EXERCISE REQUIREMENTS: Please state how many lines below include the word "avatar"; the reply should be the number only.

MATERIAL PROVIDED:
◆ ◆ ◆ ◆
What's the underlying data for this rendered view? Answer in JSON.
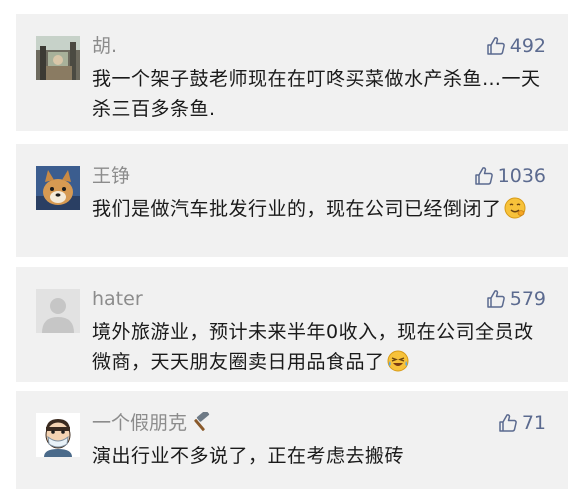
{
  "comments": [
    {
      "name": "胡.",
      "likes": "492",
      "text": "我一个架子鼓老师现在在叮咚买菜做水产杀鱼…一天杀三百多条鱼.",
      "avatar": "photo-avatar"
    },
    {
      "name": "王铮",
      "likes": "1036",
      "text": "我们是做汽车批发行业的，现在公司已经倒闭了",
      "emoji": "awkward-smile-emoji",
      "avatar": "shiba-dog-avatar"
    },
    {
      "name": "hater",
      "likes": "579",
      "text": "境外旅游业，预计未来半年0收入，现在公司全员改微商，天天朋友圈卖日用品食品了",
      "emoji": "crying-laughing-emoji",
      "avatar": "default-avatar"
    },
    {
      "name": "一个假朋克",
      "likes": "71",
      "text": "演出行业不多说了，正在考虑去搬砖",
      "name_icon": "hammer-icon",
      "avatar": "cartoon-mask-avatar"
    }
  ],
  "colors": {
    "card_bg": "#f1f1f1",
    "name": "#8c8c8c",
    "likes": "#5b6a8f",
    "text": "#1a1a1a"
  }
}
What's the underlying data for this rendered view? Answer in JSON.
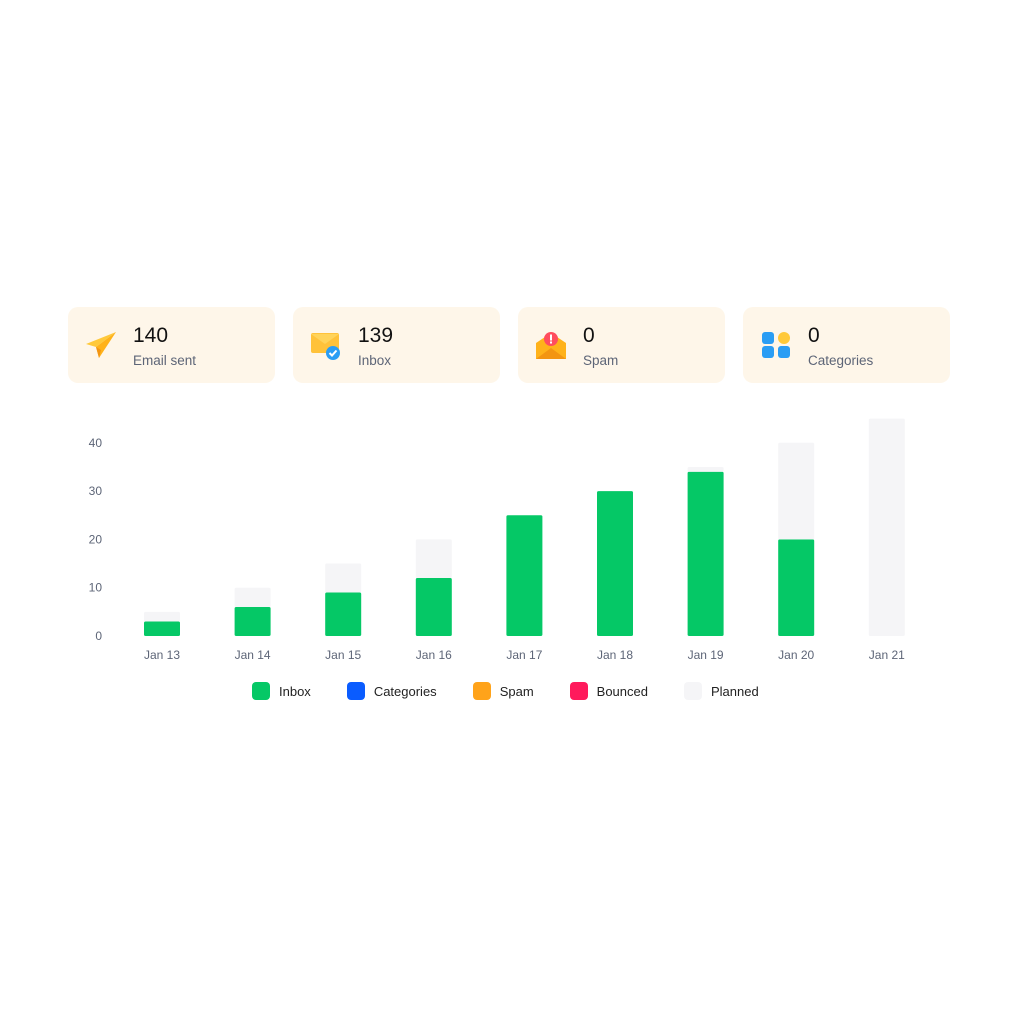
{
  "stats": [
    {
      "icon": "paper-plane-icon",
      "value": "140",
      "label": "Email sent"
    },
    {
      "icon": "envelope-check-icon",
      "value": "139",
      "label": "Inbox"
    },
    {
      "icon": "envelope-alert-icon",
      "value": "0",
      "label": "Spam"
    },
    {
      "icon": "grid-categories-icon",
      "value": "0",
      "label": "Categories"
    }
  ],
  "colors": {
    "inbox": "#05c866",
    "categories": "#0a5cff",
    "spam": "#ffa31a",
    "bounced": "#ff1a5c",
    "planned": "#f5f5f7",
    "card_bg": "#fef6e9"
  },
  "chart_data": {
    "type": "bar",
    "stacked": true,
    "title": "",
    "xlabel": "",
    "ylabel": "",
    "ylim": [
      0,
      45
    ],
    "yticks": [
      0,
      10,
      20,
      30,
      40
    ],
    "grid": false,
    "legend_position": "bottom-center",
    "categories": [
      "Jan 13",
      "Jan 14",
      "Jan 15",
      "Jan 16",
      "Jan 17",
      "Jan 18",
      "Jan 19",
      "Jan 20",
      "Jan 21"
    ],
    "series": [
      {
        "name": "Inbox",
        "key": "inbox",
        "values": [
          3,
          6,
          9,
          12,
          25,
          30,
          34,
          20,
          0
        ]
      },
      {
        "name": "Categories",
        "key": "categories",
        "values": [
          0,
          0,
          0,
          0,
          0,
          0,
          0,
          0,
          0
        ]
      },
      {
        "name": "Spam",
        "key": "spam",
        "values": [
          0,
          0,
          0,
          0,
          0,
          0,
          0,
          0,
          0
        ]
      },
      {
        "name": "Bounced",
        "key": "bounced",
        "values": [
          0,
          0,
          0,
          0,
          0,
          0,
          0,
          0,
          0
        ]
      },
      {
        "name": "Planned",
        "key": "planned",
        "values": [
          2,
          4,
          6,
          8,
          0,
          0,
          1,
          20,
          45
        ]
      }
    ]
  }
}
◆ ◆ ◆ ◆
OUTPUT FOR THIS TASK: 4